* **Assigned task**:
Leave every picture out, and write out the remaining entries exactly.

[Recorded data Boundary: Start]

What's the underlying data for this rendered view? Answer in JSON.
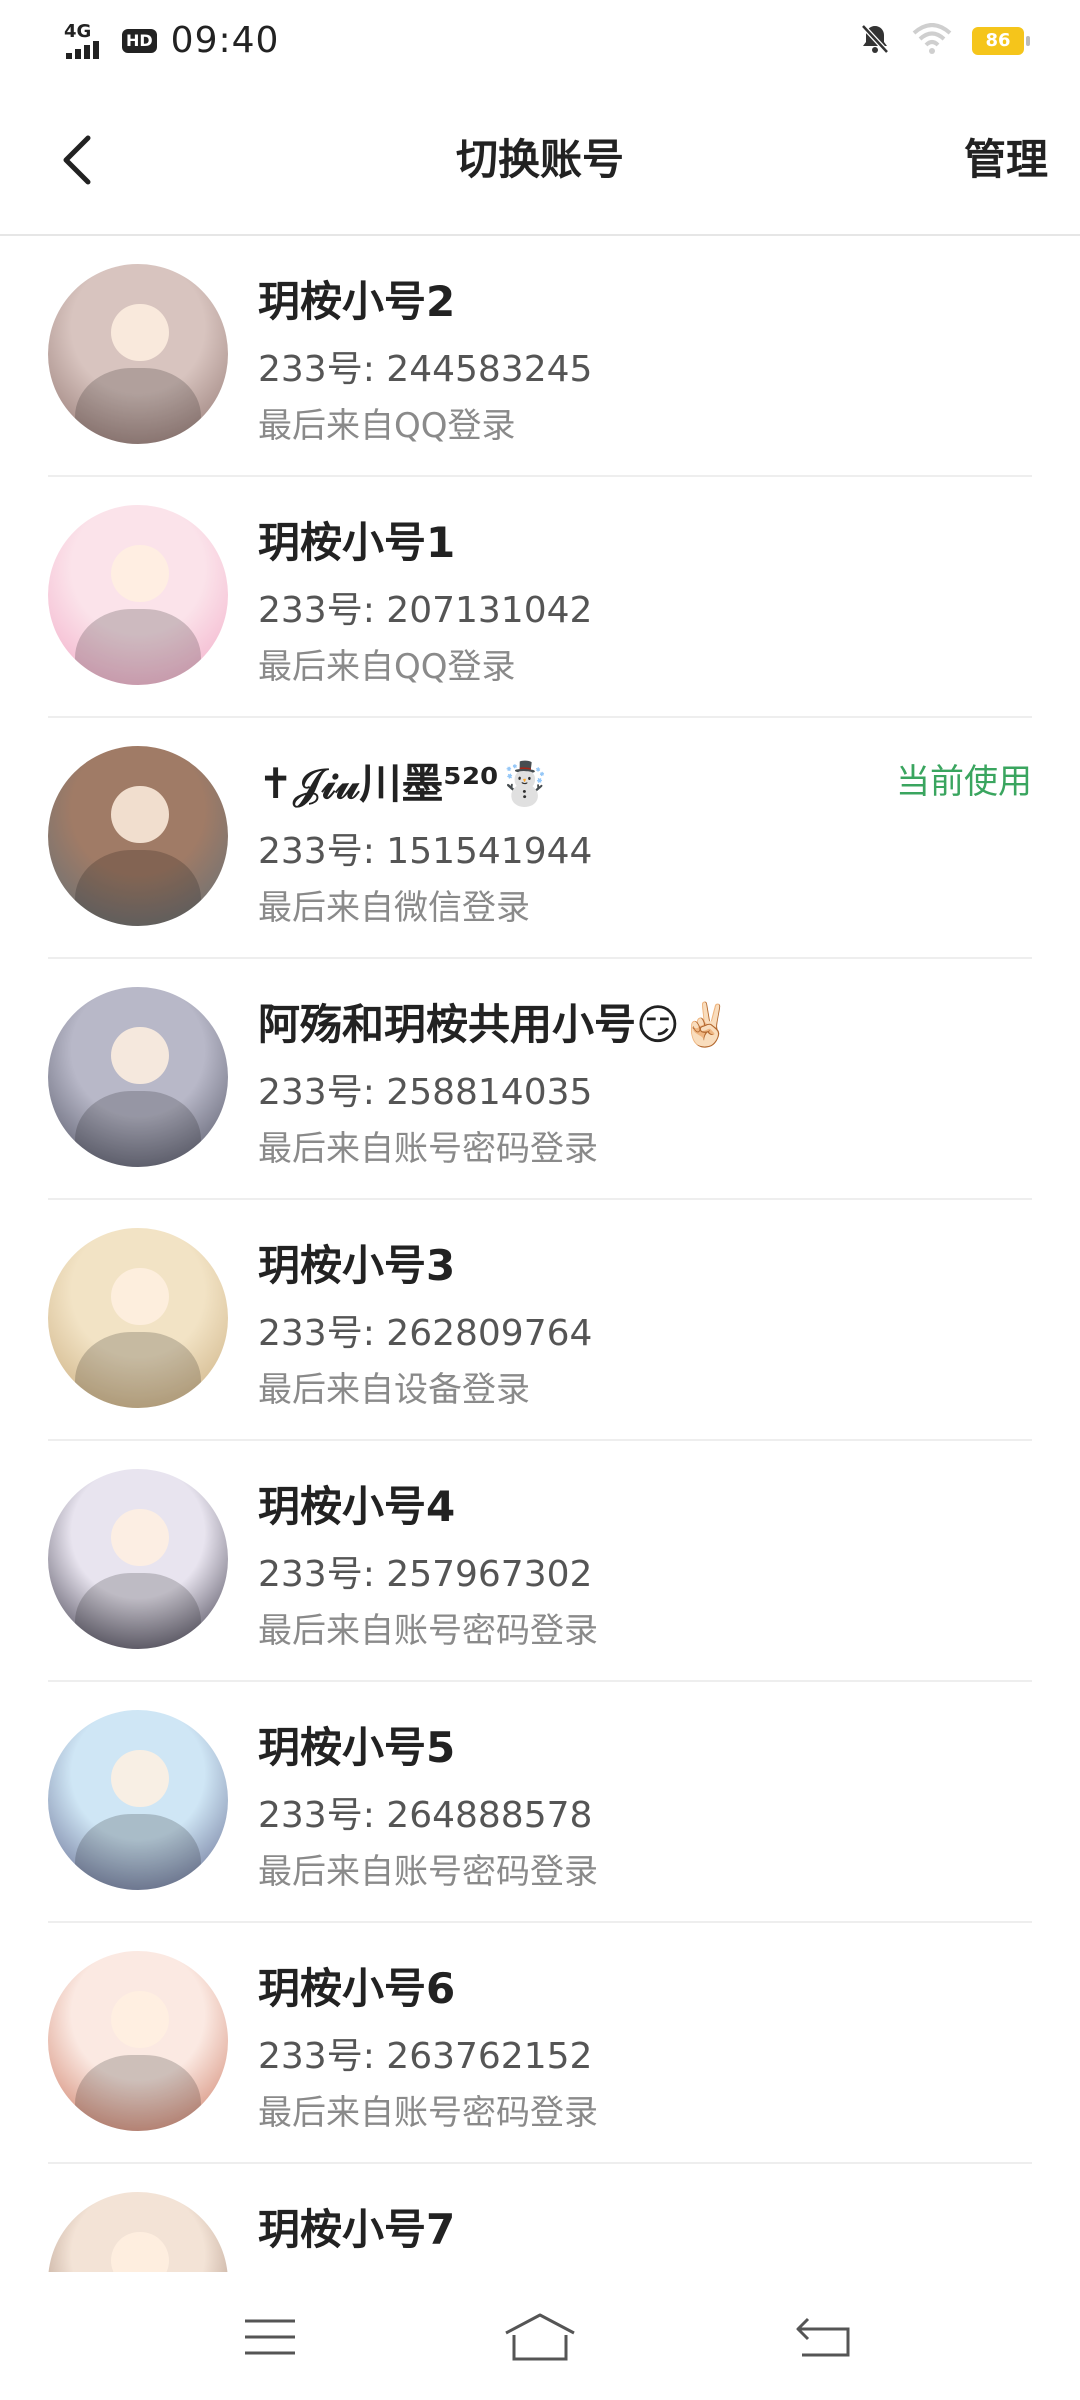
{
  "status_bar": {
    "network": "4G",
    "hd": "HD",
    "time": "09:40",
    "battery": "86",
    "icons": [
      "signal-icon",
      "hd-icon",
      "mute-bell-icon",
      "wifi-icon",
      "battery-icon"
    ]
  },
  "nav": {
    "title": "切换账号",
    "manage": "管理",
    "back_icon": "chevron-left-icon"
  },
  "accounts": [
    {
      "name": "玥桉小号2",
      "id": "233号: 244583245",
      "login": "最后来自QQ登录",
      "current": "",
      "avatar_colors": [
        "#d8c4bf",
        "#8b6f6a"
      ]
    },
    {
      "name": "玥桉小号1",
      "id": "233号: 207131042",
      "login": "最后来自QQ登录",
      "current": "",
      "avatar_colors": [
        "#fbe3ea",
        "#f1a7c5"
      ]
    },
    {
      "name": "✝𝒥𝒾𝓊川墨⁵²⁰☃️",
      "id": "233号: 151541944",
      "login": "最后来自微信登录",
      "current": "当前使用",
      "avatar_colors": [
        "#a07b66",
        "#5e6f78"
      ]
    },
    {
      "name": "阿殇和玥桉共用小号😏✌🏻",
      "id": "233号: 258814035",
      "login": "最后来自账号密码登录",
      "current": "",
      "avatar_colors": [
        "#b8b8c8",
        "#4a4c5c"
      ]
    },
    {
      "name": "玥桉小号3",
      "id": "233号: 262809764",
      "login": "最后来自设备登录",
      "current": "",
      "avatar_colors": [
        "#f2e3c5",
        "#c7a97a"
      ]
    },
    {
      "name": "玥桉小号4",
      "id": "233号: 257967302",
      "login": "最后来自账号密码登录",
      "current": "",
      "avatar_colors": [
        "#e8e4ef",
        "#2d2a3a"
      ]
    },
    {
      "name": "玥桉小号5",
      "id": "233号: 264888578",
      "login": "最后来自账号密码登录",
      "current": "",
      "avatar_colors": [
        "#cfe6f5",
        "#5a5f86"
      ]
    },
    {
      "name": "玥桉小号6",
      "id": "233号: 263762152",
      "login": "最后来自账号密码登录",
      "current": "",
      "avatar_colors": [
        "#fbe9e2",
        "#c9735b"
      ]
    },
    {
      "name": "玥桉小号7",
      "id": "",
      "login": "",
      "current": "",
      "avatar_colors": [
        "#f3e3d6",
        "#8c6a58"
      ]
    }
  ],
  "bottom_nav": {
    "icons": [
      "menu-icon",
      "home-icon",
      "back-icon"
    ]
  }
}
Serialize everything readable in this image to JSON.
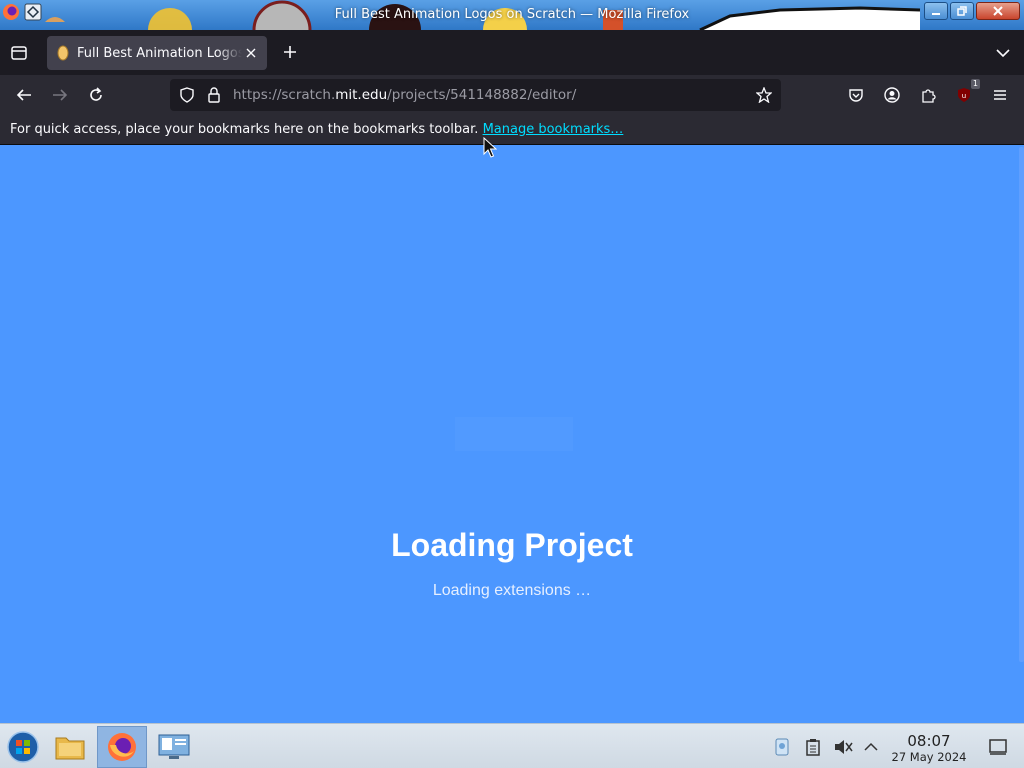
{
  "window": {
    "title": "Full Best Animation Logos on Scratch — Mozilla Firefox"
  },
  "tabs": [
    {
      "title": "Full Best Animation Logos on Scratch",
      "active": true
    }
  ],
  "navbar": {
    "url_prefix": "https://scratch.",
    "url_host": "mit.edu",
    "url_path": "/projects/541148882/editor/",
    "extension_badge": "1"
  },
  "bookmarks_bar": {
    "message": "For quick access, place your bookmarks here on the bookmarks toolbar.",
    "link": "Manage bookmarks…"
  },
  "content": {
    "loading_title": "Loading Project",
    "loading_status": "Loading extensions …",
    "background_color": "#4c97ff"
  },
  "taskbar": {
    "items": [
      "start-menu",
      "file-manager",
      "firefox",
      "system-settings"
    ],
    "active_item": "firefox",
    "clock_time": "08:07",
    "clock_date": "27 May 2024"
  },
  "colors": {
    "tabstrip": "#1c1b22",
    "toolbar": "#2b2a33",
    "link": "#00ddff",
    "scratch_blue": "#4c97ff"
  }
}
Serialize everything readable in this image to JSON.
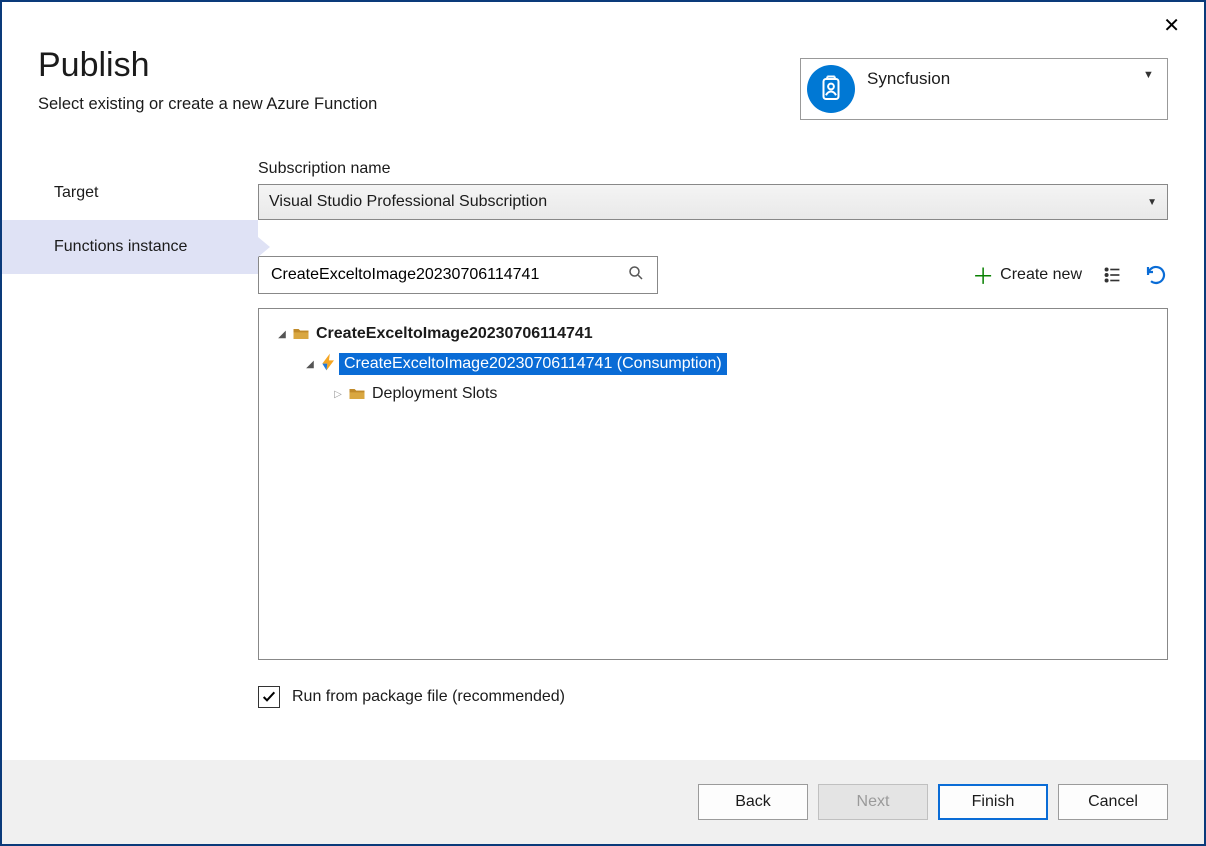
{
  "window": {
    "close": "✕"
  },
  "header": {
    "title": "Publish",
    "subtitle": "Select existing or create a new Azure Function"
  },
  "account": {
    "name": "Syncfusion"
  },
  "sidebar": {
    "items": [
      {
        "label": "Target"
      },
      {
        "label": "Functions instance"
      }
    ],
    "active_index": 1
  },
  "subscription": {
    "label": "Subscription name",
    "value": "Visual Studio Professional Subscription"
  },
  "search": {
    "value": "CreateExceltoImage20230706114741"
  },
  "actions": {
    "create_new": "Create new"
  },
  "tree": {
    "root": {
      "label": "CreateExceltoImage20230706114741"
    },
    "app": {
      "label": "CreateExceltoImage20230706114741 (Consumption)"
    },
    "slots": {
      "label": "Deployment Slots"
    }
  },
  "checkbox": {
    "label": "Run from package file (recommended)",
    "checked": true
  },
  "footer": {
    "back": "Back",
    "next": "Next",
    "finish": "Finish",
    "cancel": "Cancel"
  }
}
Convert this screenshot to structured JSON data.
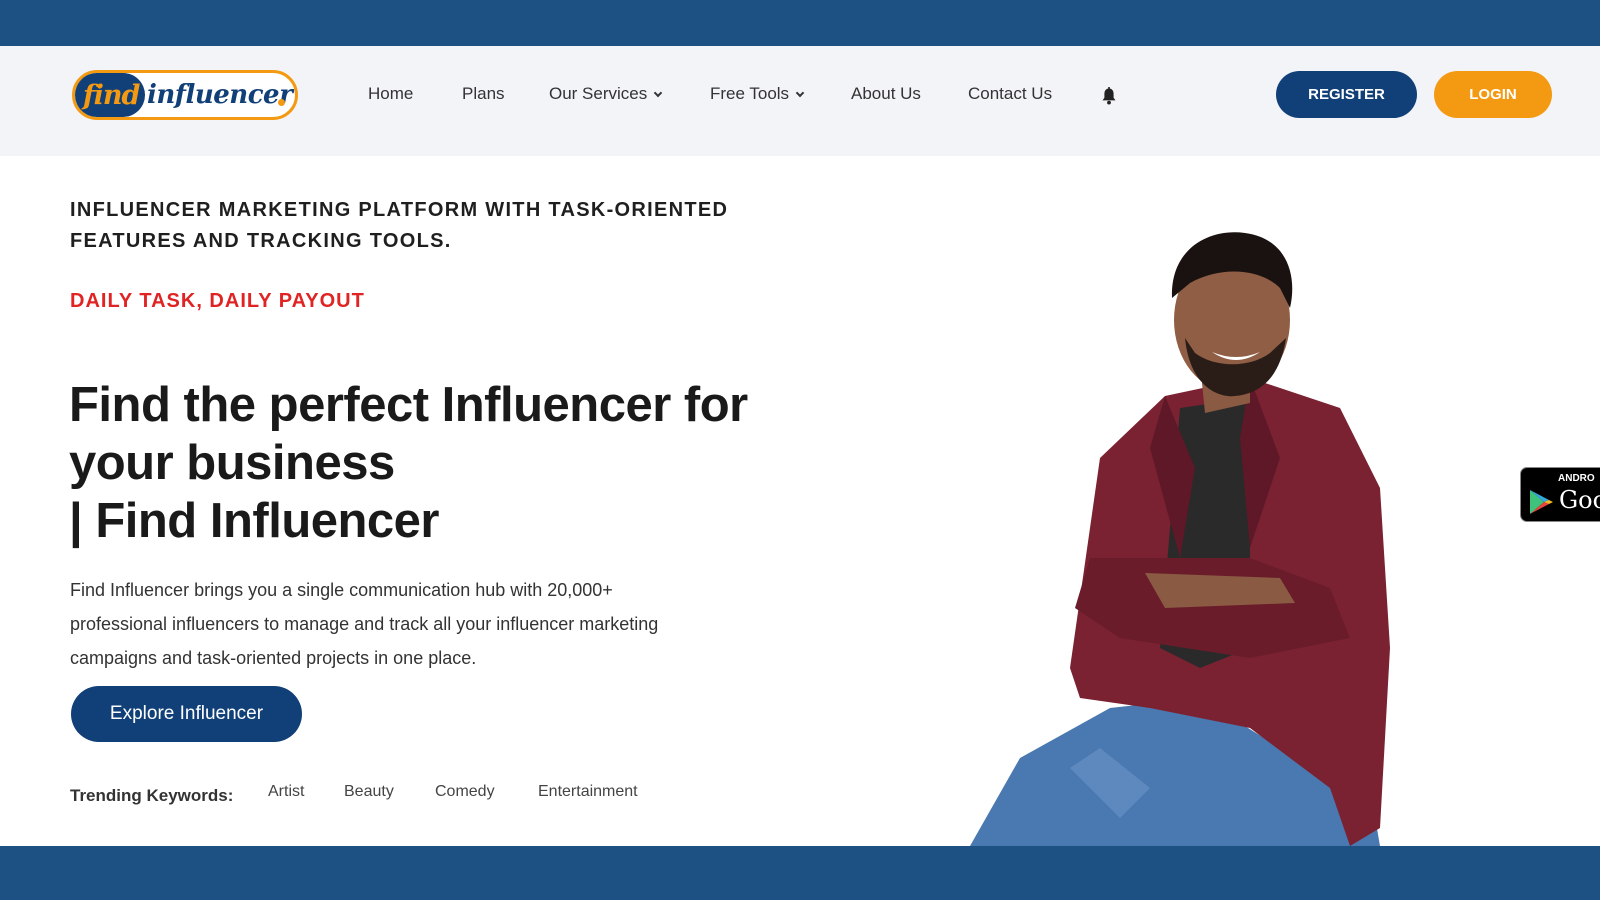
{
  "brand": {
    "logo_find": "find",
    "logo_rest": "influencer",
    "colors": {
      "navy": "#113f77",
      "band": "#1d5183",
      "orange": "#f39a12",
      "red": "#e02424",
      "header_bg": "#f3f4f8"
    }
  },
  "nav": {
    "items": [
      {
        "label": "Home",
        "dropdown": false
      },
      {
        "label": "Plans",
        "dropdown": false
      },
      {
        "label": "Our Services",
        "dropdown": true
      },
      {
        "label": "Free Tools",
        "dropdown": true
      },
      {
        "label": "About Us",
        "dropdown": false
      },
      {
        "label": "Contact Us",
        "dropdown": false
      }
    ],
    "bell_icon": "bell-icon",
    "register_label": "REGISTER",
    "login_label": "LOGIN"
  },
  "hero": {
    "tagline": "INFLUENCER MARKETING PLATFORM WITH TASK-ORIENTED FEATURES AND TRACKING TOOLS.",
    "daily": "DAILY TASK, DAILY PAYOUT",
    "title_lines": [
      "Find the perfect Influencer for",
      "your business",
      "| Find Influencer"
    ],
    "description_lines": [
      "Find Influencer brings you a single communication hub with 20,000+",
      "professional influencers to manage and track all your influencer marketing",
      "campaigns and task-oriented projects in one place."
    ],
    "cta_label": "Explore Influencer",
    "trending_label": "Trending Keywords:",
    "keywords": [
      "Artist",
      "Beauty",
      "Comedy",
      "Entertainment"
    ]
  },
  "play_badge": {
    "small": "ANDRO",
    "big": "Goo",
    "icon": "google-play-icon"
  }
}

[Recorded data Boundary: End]

* **Result below**:
What's the underlying data for this rendered view? Answer in JSON.
{
  "status_bar": {
    "network": "4G",
    "hd": "HD",
    "time": "09:40",
    "battery": "86",
    "icons": [
      "signal-icon",
      "hd-icon",
      "mute-bell-icon",
      "wifi-icon",
      "battery-icon"
    ]
  },
  "nav": {
    "title": "切换账号",
    "manage": "管理",
    "back_icon": "chevron-left-icon"
  },
  "accounts": [
    {
      "name": "玥桉小号2",
      "id": "233号: 244583245",
      "login": "最后来自QQ登录",
      "current": "",
      "avatar_colors": [
        "#d8c4bf",
        "#8b6f6a"
      ]
    },
    {
      "name": "玥桉小号1",
      "id": "233号: 207131042",
      "login": "最后来自QQ登录",
      "current": "",
      "avatar_colors": [
        "#fbe3ea",
        "#f1a7c5"
      ]
    },
    {
      "name": "✝𝒥𝒾𝓊川墨⁵²⁰☃️",
      "id": "233号: 151541944",
      "login": "最后来自微信登录",
      "current": "当前使用",
      "avatar_colors": [
        "#a07b66",
        "#5e6f78"
      ]
    },
    {
      "name": "阿殇和玥桉共用小号😏✌🏻",
      "id": "233号: 258814035",
      "login": "最后来自账号密码登录",
      "current": "",
      "avatar_colors": [
        "#b8b8c8",
        "#4a4c5c"
      ]
    },
    {
      "name": "玥桉小号3",
      "id": "233号: 262809764",
      "login": "最后来自设备登录",
      "current": "",
      "avatar_colors": [
        "#f2e3c5",
        "#c7a97a"
      ]
    },
    {
      "name": "玥桉小号4",
      "id": "233号: 257967302",
      "login": "最后来自账号密码登录",
      "current": "",
      "avatar_colors": [
        "#e8e4ef",
        "#2d2a3a"
      ]
    },
    {
      "name": "玥桉小号5",
      "id": "233号: 264888578",
      "login": "最后来自账号密码登录",
      "current": "",
      "avatar_colors": [
        "#cfe6f5",
        "#5a5f86"
      ]
    },
    {
      "name": "玥桉小号6",
      "id": "233号: 263762152",
      "login": "最后来自账号密码登录",
      "current": "",
      "avatar_colors": [
        "#fbe9e2",
        "#c9735b"
      ]
    },
    {
      "name": "玥桉小号7",
      "id": "",
      "login": "",
      "current": "",
      "avatar_colors": [
        "#f3e3d6",
        "#8c6a58"
      ]
    }
  ],
  "bottom_nav": {
    "icons": [
      "menu-icon",
      "home-icon",
      "back-icon"
    ]
  }
}
Serialize everything readable in this image to JSON.
{
  "window": {
    "title": "Full Best Animation Logos on Scratch — Mozilla Firefox"
  },
  "tabs": [
    {
      "title": "Full Best Animation Logos on Scratch",
      "active": true
    }
  ],
  "navbar": {
    "url_prefix": "https://scratch.",
    "url_host": "mit.edu",
    "url_path": "/projects/541148882/editor/",
    "extension_badge": "1"
  },
  "bookmarks_bar": {
    "message": "For quick access, place your bookmarks here on the bookmarks toolbar.",
    "link": "Manage bookmarks…"
  },
  "content": {
    "loading_title": "Loading Project",
    "loading_status": "Loading extensions …",
    "background_color": "#4c97ff"
  },
  "taskbar": {
    "items": [
      "start-menu",
      "file-manager",
      "firefox",
      "system-settings"
    ],
    "active_item": "firefox",
    "clock_time": "08:07",
    "clock_date": "27 May 2024"
  },
  "colors": {
    "tabstrip": "#1c1b22",
    "toolbar": "#2b2a33",
    "link": "#00ddff",
    "scratch_blue": "#4c97ff"
  }
}
Serialize everything readable in this image to JSON.
{
  "window": {
    "close": "✕"
  },
  "header": {
    "title": "Publish",
    "subtitle": "Select existing or create a new Azure Function"
  },
  "account": {
    "name": "Syncfusion"
  },
  "sidebar": {
    "items": [
      {
        "label": "Target"
      },
      {
        "label": "Functions instance"
      }
    ],
    "active_index": 1
  },
  "subscription": {
    "label": "Subscription name",
    "value": "Visual Studio Professional Subscription"
  },
  "search": {
    "value": "CreateExceltoImage20230706114741"
  },
  "actions": {
    "create_new": "Create new"
  },
  "tree": {
    "root": {
      "label": "CreateExceltoImage20230706114741"
    },
    "app": {
      "label": "CreateExceltoImage20230706114741 (Consumption)"
    },
    "slots": {
      "label": "Deployment Slots"
    }
  },
  "checkbox": {
    "label": "Run from package file (recommended)",
    "checked": true
  },
  "footer": {
    "back": "Back",
    "next": "Next",
    "finish": "Finish",
    "cancel": "Cancel"
  }
}
Convert this screenshot to structured JSON data.
{
  "brand": {
    "logo_find": "find",
    "logo_rest": "influencer",
    "colors": {
      "navy": "#113f77",
      "band": "#1d5183",
      "orange": "#f39a12",
      "red": "#e02424",
      "header_bg": "#f3f4f8"
    }
  },
  "nav": {
    "items": [
      {
        "label": "Home",
        "dropdown": false
      },
      {
        "label": "Plans",
        "dropdown": false
      },
      {
        "label": "Our Services",
        "dropdown": true
      },
      {
        "label": "Free Tools",
        "dropdown": true
      },
      {
        "label": "About Us",
        "dropdown": false
      },
      {
        "label": "Contact Us",
        "dropdown": false
      }
    ],
    "bell_icon": "bell-icon",
    "register_label": "REGISTER",
    "login_label": "LOGIN"
  },
  "hero": {
    "tagline": "INFLUENCER MARKETING PLATFORM WITH TASK-ORIENTED FEATURES AND TRACKING TOOLS.",
    "daily": "DAILY TASK, DAILY PAYOUT",
    "title_lines": [
      "Find the perfect Influencer for",
      "your business",
      "| Find Influencer"
    ],
    "description_lines": [
      "Find Influencer brings you a single communication hub with 20,000+",
      "professional influencers to manage and track all your influencer marketing",
      "campaigns and task-oriented projects in one place."
    ],
    "cta_label": "Explore Influencer",
    "trending_label": "Trending Keywords:",
    "keywords": [
      "Artist",
      "Beauty",
      "Comedy",
      "Entertainment"
    ]
  },
  "play_badge": {
    "small": "ANDRO",
    "big": "Goo",
    "icon": "google-play-icon"
  }
}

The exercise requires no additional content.